Risks: financial health of the business they will be trading with
Businesses covered by the due diligence condition should take reasonable action to test their intended or continuing transactions for financial health risks. They should assess the risk of the transaction and consider whether it may be linked to fraud.
It makes commercial sense for businesses to test their customer, supplier or trading partner’s financial backing before agreeing to credit terms or accepting /placing large orders to ensure they will be paid or that orders are likely to be met. Where there are doubts over being paid they may simply ask for payment upfront.

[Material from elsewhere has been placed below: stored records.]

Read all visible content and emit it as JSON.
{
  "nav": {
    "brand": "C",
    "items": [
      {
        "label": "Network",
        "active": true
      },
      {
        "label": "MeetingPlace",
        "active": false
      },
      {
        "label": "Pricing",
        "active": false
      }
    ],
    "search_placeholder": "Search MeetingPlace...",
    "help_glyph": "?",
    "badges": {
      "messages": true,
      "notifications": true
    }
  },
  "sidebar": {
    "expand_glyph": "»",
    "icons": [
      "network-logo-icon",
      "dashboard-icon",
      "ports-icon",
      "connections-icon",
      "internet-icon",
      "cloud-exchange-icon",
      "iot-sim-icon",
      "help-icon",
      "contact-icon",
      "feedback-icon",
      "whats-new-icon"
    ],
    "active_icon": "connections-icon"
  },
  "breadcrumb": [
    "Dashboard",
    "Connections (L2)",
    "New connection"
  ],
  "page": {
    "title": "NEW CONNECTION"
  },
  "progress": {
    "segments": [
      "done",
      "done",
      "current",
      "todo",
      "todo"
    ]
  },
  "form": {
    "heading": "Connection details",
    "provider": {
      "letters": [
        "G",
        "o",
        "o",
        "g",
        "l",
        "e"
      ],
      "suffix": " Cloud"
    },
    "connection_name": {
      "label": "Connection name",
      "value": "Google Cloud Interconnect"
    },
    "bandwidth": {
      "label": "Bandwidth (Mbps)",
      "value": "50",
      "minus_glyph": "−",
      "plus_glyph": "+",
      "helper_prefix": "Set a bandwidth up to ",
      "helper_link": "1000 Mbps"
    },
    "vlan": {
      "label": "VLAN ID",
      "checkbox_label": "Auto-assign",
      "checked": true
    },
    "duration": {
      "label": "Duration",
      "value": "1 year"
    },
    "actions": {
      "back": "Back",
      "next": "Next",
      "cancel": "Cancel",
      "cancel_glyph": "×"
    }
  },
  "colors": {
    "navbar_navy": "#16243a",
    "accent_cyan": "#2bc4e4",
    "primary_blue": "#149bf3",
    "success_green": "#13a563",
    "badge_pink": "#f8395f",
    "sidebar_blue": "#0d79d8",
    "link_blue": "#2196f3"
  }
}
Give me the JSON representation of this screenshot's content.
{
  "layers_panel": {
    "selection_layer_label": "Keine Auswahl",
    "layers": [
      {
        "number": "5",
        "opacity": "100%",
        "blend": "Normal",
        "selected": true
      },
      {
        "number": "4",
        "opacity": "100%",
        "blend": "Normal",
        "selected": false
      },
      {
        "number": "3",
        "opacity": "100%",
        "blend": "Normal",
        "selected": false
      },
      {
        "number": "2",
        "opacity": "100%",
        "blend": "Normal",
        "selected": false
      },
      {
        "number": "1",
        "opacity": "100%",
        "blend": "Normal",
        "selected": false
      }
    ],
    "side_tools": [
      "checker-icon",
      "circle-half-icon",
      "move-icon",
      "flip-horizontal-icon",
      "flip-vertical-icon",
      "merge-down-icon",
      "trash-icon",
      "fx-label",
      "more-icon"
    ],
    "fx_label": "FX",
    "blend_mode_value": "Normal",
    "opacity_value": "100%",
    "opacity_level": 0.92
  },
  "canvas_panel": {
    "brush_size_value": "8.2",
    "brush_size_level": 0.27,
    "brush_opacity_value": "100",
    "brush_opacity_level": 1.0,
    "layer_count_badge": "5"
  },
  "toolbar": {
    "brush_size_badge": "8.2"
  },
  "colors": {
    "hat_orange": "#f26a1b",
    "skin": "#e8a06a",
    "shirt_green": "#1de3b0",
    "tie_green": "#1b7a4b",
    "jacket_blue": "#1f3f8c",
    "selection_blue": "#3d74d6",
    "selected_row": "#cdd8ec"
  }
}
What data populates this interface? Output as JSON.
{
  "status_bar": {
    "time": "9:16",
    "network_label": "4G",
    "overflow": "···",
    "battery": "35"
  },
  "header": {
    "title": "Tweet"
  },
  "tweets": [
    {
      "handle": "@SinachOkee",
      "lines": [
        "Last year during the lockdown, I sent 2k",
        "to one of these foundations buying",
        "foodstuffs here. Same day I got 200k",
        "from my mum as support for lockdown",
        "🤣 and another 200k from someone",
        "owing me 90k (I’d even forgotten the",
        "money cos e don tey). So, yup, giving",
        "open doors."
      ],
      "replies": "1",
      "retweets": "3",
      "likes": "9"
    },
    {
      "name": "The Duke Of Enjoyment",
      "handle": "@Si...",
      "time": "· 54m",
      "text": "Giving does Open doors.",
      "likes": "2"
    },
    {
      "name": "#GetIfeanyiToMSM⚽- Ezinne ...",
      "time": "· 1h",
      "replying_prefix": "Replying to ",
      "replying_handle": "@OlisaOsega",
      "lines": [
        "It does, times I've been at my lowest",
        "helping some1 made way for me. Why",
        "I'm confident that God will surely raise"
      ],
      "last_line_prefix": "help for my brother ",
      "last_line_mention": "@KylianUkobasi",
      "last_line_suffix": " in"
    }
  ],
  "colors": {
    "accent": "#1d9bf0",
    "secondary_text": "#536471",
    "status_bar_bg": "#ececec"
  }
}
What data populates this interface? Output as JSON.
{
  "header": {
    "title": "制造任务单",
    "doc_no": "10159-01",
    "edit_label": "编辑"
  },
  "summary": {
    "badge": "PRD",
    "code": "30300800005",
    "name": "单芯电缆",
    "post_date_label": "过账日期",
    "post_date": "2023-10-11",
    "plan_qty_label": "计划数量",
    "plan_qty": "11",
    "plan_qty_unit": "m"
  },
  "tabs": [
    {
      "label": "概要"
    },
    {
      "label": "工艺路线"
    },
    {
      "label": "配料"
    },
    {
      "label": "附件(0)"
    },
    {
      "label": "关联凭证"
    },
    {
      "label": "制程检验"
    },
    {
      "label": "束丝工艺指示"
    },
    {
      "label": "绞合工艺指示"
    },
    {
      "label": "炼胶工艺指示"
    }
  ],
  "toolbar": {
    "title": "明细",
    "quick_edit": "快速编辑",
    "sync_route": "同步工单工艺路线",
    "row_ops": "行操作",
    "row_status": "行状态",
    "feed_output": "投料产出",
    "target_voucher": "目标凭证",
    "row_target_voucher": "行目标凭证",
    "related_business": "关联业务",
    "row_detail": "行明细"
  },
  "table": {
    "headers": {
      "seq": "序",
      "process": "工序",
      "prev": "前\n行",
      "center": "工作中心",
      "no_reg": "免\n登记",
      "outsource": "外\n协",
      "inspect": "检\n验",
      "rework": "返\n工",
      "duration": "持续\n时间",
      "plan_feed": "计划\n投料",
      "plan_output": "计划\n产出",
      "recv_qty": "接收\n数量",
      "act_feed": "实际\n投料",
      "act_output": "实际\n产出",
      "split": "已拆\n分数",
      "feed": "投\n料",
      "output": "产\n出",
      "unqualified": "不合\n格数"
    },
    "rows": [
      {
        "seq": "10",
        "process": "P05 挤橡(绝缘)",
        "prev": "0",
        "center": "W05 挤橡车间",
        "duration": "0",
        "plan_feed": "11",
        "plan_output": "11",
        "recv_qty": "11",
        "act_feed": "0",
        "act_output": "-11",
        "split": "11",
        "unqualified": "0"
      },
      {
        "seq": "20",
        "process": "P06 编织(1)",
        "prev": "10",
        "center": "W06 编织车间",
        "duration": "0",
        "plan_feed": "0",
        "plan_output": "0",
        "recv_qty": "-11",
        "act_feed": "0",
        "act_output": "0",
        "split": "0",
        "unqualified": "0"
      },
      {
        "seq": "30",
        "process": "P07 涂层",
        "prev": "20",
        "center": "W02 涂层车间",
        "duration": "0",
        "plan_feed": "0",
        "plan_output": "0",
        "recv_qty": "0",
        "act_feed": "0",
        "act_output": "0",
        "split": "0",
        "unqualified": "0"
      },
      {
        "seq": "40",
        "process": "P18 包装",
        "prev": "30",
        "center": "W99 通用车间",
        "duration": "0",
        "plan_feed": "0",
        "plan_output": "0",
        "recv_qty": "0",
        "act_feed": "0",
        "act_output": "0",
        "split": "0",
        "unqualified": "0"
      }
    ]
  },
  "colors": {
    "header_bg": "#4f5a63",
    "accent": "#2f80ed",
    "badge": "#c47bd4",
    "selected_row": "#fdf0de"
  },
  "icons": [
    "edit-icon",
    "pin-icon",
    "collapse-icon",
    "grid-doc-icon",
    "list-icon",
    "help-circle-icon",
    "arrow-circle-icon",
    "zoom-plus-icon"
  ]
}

Where there are doubts over suppliers they may decide to trade elsewhere.
Businesses should carefully consider instances where high-risk indicators of fraud are found and take reasonable action to reduce the chance of becoming involved in a high risk supply. In many cases this may mean not entering into the transaction. Where the business reasonably decides to trade with financial risks present, then we would expect it to quantify, monitor and re-evaluate the risk at regular intervals and demonstrate that a link to revenue fraud was unlikely. Financial health risk indicators include where the business intended to be traded with:
- has no or poor credit ratings but is apparently able to finance or offer substantial deals
- has high levels of debt
- will be buying high value goods on extended credit
- will be selling high value goods without any likely means to acquire them
- is offering to supply high value goods on credit terms but without the apparent financial strength to fund that credit
- is a new business with little or no trading history
- will not supply reasonable assurance on ability to pay
- bank details appear to belong to a third party
- has little or no fixed assets.